Recognising the Plant
Pignut can be recognised as a small white flower, usually in late April or May. It is a similar plant to the cow parsley but on a small scale, little more than a foot high. Its leaves are fernlike and difficult to find amongst all the other foliage. This is why the flower gives the plant away. When Shakespeare mentions ‘nutting’ in May, this is the plant he refers to, and it is not a ‘nut’. At the base of the plant, a few inches under the soil, is an edible corm. This is about the size of a walnut and can be ground down to make a form of flour. It is said to have saved whole communities from famine in the Middle Ages.
Modern Farming Destroys it!
What is remarkable is that the plant detests ploughing and artificial fertilisers, so we see little of it in fields today. Plant guidebooks will call it common, but that is not true. It exists in woodland and on field boundaries where the plough cannot reach, more so in hill country. I saw masses of it on the Cornish cliff slopes in 2018, mostly on NT land, where they recognise and cherish it.
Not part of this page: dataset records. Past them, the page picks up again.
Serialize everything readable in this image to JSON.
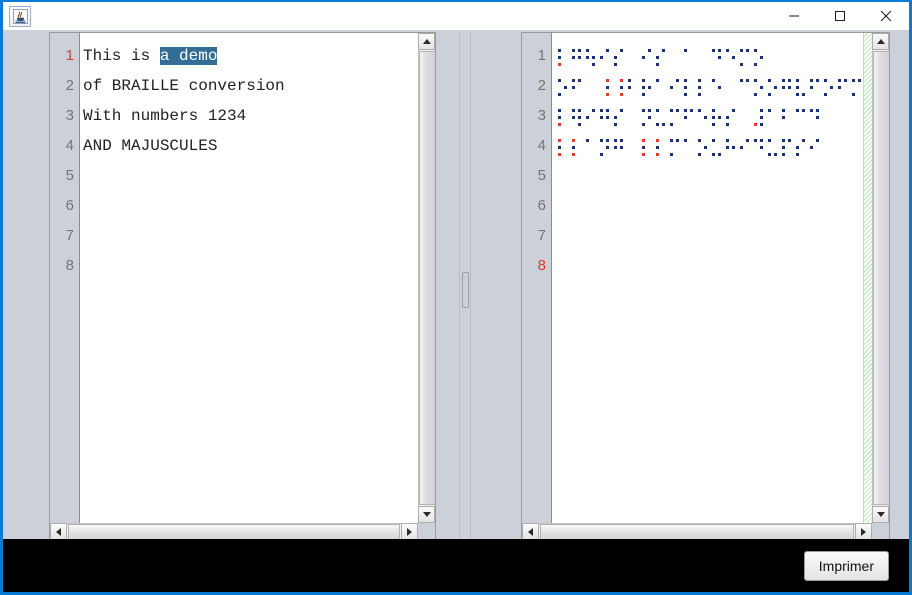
{
  "window": {
    "app_icon": "java-coffee-icon",
    "minimize_label": "—",
    "maximize_label": "□",
    "close_label": "✕"
  },
  "left_editor": {
    "name": "source-text-editor",
    "line_numbers": [
      "1",
      "2",
      "3",
      "4",
      "5",
      "6",
      "7",
      "8"
    ],
    "active_line": 1,
    "lines": [
      {
        "pre": "This is ",
        "selected": "a demo",
        "post": ""
      },
      {
        "pre": "of BRAILLE conversion",
        "selected": "",
        "post": ""
      },
      {
        "pre": "With numbers 1234",
        "selected": "",
        "post": ""
      },
      {
        "pre": "AND MAJUSCULES",
        "selected": "",
        "post": ""
      },
      {
        "pre": "",
        "selected": "",
        "post": ""
      },
      {
        "pre": "",
        "selected": "",
        "post": ""
      },
      {
        "pre": "",
        "selected": "",
        "post": ""
      },
      {
        "pre": "",
        "selected": "",
        "post": ""
      }
    ],
    "selection_text": "a demo"
  },
  "right_editor": {
    "name": "braille-output-editor",
    "line_numbers": [
      "1",
      "2",
      "3",
      "4",
      "5",
      "6",
      "7",
      "8"
    ],
    "active_line": 8,
    "braille_lines": [
      [
        {
          "dots": [
            1,
            2,
            3
          ],
          "red": [
            3
          ]
        },
        {
          "dots": [
            1,
            2,
            4,
            5
          ],
          "red": []
        },
        {
          "dots": [
            1,
            2,
            5,
            6
          ],
          "red": []
        },
        {
          "dots": [
            2,
            4
          ],
          "red": []
        },
        {
          "dots": [
            2,
            3,
            4
          ],
          "red": []
        },
        {
          "dots": [],
          "red": []
        },
        {
          "dots": [
            2,
            4
          ],
          "red": []
        },
        {
          "dots": [
            2,
            3,
            4
          ],
          "red": []
        },
        {
          "dots": [],
          "red": []
        },
        {
          "dots": [
            1
          ],
          "red": []
        },
        {
          "dots": [],
          "red": []
        },
        {
          "dots": [
            1,
            4,
            5
          ],
          "red": []
        },
        {
          "dots": [
            1,
            5
          ],
          "red": []
        },
        {
          "dots": [
            1,
            3,
            4
          ],
          "red": []
        },
        {
          "dots": [
            1,
            3,
            5
          ],
          "red": []
        }
      ],
      [
        {
          "dots": [
            1,
            3,
            5
          ],
          "red": []
        },
        {
          "dots": [
            1,
            2,
            4
          ],
          "red": []
        },
        {
          "dots": [],
          "red": []
        },
        {
          "dots": [
            4,
            5,
            6
          ],
          "red": [
            4,
            6
          ]
        },
        {
          "dots": [
            4,
            5,
            6
          ],
          "red": [
            4,
            6
          ]
        },
        {
          "dots": [
            1,
            2
          ],
          "red": []
        },
        {
          "dots": [
            1,
            2,
            3,
            5
          ],
          "red": []
        },
        {
          "dots": [
            1
          ],
          "red": []
        },
        {
          "dots": [
            2,
            4
          ],
          "red": []
        },
        {
          "dots": [
            1,
            2,
            3
          ],
          "red": []
        },
        {
          "dots": [
            1,
            2,
            3
          ],
          "red": []
        },
        {
          "dots": [
            1,
            5
          ],
          "red": []
        },
        {
          "dots": [],
          "red": []
        },
        {
          "dots": [
            1,
            4
          ],
          "red": []
        },
        {
          "dots": [
            1,
            3,
            5
          ],
          "red": []
        },
        {
          "dots": [
            1,
            3,
            5
          ],
          "red": []
        },
        {
          "dots": [
            1,
            2,
            4,
            5
          ],
          "red": []
        },
        {
          "dots": [
            1,
            2,
            3,
            6
          ],
          "red": []
        },
        {
          "dots": [
            1,
            2,
            4
          ],
          "red": []
        },
        {
          "dots": [
            1,
            3,
            5
          ],
          "red": []
        },
        {
          "dots": [
            1,
            2,
            4
          ],
          "red": []
        },
        {
          "dots": [
            1,
            3,
            4
          ],
          "red": []
        },
        {
          "dots": [
            1,
            3,
            5
          ],
          "red": []
        },
        {
          "dots": [
            1,
            3,
            4,
            5
          ],
          "red": []
        }
      ],
      [
        {
          "dots": [
            1,
            2,
            3
          ],
          "red": [
            3
          ]
        },
        {
          "dots": [
            1,
            2,
            4,
            5,
            6
          ],
          "red": []
        },
        {
          "dots": [
            2,
            4
          ],
          "red": []
        },
        {
          "dots": [
            1,
            2,
            4,
            5
          ],
          "red": []
        },
        {
          "dots": [
            2,
            3,
            4
          ],
          "red": []
        },
        {
          "dots": [],
          "red": []
        },
        {
          "dots": [
            1,
            3,
            4,
            5
          ],
          "red": []
        },
        {
          "dots": [
            1,
            3,
            6
          ],
          "red": []
        },
        {
          "dots": [
            1,
            3,
            4
          ],
          "red": []
        },
        {
          "dots": [
            1,
            2,
            4
          ],
          "red": []
        },
        {
          "dots": [
            1,
            5
          ],
          "red": []
        },
        {
          "dots": [
            1,
            2,
            3,
            5
          ],
          "red": []
        },
        {
          "dots": [
            2,
            3,
            4
          ],
          "red": []
        },
        {
          "dots": [],
          "red": []
        },
        {
          "dots": [
            3,
            4,
            5,
            6
          ],
          "red": [
            3
          ]
        },
        {
          "dots": [
            1
          ],
          "red": []
        },
        {
          "dots": [
            1,
            2
          ],
          "red": []
        },
        {
          "dots": [
            1,
            4
          ],
          "red": []
        },
        {
          "dots": [
            1,
            4,
            5
          ],
          "red": []
        }
      ],
      [
        {
          "dots": [
            1,
            2,
            3
          ],
          "red": [
            1,
            3
          ]
        },
        {
          "dots": [
            1,
            2,
            3
          ],
          "red": [
            1,
            3
          ]
        },
        {
          "dots": [
            1
          ],
          "red": []
        },
        {
          "dots": [
            1,
            3,
            4,
            5
          ],
          "red": []
        },
        {
          "dots": [
            1,
            2,
            4,
            5
          ],
          "red": []
        },
        {
          "dots": [],
          "red": []
        },
        {
          "dots": [
            1,
            2,
            3
          ],
          "red": [
            1,
            3
          ]
        },
        {
          "dots": [
            1,
            2,
            3
          ],
          "red": [
            1,
            3
          ]
        },
        {
          "dots": [
            1,
            3,
            4
          ],
          "red": []
        },
        {
          "dots": [
            1
          ],
          "red": []
        },
        {
          "dots": [
            1,
            3,
            5
          ],
          "red": []
        },
        {
          "dots": [
            1,
            3,
            6
          ],
          "red": []
        },
        {
          "dots": [
            1,
            2,
            5
          ],
          "red": []
        },
        {
          "dots": [
            2,
            4
          ],
          "red": []
        },
        {
          "dots": [
            1,
            4,
            5
          ],
          "red": []
        },
        {
          "dots": [
            1,
            3,
            6
          ],
          "red": []
        },
        {
          "dots": [
            1,
            2,
            3,
            4
          ],
          "red": []
        },
        {
          "dots": [
            2,
            3,
            4
          ],
          "red": []
        },
        {
          "dots": [
            2,
            4
          ],
          "red": []
        }
      ]
    ]
  },
  "bottom_bar": {
    "print_label": "Imprimer"
  },
  "colors": {
    "active_line_number": "#e13b2e",
    "selection_background": "#336c94",
    "braille_dot": "#1b2f7a",
    "braille_marker_dot": "#e8392b",
    "window_border": "#0a7bd4",
    "panel_background": "#ccd1d9",
    "bottom_bar": "#000000",
    "margin_strip": "#bdecbd"
  }
}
Pigging on Pignut
Zuri’s people, as the first farmers, cleared woodland and unable to plough, would have seen it flourish in their new ‘pastures’. Perhaps they reserved it for pigs to grub up. That would have made a real mess of the pastures, so perhaps they ate it themselves, a nutritious food in the sparse springtime, and kept the meadows for the cows to graze.
The flower can be seen in these photographs of the exceptional wildflower meadows at Hinton Admiral, a house and grounds outside Christchurch. Take care! When it grows, as here, with bluebell, people get confused and eat the bluebell bulbs by mistake, and they are poisonous.